The junior staff in Domme were earning more than the junior staff in WSP. The senior staff in WSP were earning more than the senior staff in Domme. We needed to bring everybody to the same level. There were a lot of grumbling, which is normal, but after several conversations, we were able to let everybody realise that, as one organisation, we could not operate disparity. Remuneration for everybody has to be at the same level. And eventually, were able to overcome that.
How is technology transforming the facility management industry and how is GPFI leveraging it?
Technology has always been in in FM. It’s only becoming more in demand. We have had computer-aided facility management as far back as 2003. Even in Nigeria as far back as 2006. I started talking about computer-aided facility management when I was in UBA. It’s been existing all the way back but it has advanced.
The use of technologies today is beyond just getting data. Even to manage the building, we now use technology to get data. Before now, we just used it only to understand. But today we use data to manage the building. It gives you an idea of how many people visit your office, how many visit restroom, what kind of temperature is in your office, what’s the air quality; is it low or high.
A whole lot of things are happening with technology today. You can sit in your office in Lagos and be managing an office in Dubai. You can see everything that is going on in the building, temperature of the AC in the office, you can see everyone in the office, and see everything that is going on.
Technology is enabling a lot, including use of space. COVID-19 turned offices to hotels, which we now call office hoteling. Now, you can book desks and spaces, not just buildings. So, technology is playing a major role in FM today. Even in the real estate sector, Proptech has become huge. It gives information on data utilisation, and how you use that data to manage people, cost and space.
How has the facility management industry in Africa changed since the inception of your company, and what trends do you see emerging in the near future?
Two things, basically, I would say has changed. There are more clients requiring our services and there are more expectations. When there are more clients, that means there are more opportunities out there. More people are now aware that we need FM. COVID also helped us.
People actually thought that COVID was going to shut us down. COVID actually projected FM higher. When people have more expectation and there is more demand, training and knowledge become important. For a client, he knows what to expect. In the past, about 10-15 years ago, it was like doing him a favour
Today, he has expectations. He signs an agreement with you. He has expectations, because he knows what he needs. He holds you responsible for what you’re doing. So those are the opportunities, but also there is demand. There is increase in demand for performance par excellence in delivering results.
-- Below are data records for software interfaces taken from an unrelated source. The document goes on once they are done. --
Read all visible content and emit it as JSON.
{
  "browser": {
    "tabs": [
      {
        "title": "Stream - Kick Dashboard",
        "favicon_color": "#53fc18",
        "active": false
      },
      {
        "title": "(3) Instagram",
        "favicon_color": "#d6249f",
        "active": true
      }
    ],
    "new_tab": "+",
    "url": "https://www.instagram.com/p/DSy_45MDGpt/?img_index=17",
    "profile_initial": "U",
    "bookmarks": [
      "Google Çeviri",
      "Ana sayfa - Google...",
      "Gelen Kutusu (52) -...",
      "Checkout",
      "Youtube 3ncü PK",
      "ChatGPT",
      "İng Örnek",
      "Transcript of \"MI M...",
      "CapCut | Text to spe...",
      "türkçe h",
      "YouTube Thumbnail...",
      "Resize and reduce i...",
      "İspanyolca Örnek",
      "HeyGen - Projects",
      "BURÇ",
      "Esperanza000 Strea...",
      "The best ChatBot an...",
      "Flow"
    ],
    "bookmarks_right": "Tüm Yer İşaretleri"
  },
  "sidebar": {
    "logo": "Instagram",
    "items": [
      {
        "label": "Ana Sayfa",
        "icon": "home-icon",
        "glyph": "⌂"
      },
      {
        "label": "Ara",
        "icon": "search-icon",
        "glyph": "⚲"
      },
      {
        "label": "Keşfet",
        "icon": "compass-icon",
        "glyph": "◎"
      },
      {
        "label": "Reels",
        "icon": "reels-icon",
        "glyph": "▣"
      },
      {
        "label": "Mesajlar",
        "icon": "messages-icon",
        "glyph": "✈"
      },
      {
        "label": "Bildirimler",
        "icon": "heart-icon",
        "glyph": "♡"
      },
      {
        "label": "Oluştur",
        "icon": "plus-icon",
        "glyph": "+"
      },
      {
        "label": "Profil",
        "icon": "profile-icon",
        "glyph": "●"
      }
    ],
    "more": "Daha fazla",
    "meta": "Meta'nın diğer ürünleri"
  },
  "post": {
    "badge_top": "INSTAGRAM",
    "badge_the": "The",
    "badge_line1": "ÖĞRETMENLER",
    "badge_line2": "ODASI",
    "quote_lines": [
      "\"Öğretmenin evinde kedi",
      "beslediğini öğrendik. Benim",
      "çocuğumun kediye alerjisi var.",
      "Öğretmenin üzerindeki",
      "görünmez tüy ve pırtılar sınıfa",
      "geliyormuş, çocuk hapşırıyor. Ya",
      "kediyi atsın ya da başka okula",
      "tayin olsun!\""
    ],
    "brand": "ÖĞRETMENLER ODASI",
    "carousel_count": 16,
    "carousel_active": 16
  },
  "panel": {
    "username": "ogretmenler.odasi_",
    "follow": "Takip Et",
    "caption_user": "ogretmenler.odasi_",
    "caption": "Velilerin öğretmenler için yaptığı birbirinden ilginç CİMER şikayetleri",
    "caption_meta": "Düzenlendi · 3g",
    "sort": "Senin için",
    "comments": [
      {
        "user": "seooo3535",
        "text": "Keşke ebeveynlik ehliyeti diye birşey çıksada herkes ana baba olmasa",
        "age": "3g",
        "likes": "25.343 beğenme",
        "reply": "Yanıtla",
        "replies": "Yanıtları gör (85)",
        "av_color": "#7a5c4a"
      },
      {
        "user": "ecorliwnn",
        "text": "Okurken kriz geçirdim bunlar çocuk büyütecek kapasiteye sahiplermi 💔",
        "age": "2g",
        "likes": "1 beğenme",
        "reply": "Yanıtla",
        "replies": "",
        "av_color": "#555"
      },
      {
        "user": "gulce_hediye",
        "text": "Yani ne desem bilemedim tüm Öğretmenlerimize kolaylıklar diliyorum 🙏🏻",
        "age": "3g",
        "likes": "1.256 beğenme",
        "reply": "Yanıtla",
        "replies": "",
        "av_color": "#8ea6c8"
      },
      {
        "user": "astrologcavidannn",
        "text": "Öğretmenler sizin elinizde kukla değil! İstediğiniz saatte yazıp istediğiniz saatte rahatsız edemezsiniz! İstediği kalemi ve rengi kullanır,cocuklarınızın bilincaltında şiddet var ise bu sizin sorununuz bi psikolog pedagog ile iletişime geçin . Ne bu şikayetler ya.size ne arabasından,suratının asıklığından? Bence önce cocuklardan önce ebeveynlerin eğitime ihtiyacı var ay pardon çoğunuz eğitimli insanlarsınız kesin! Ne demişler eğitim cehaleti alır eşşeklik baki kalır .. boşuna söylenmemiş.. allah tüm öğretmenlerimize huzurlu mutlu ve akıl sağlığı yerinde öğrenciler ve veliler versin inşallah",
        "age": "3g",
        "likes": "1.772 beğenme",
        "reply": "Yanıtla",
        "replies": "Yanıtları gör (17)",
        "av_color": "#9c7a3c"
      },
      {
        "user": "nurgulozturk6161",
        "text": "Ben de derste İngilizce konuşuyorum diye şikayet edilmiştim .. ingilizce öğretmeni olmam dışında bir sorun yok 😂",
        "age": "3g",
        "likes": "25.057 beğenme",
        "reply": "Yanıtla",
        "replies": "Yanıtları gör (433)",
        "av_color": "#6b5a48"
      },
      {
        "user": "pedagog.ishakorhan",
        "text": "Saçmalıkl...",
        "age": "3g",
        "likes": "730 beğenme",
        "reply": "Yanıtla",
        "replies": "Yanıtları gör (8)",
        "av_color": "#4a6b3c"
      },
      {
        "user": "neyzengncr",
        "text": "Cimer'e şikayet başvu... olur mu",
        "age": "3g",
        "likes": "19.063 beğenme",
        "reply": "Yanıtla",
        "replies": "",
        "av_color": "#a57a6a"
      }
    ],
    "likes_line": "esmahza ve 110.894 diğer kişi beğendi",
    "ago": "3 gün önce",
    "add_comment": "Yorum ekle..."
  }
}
This is not just in Africa but across markets globally.
And as everything is changing in the market, it is also affecting the expectation, affecting the demand as it changes every day. FM has become like technology. Expectations are changing, requirements are changing. With COVID, space utilization changed and everything about FM also changed.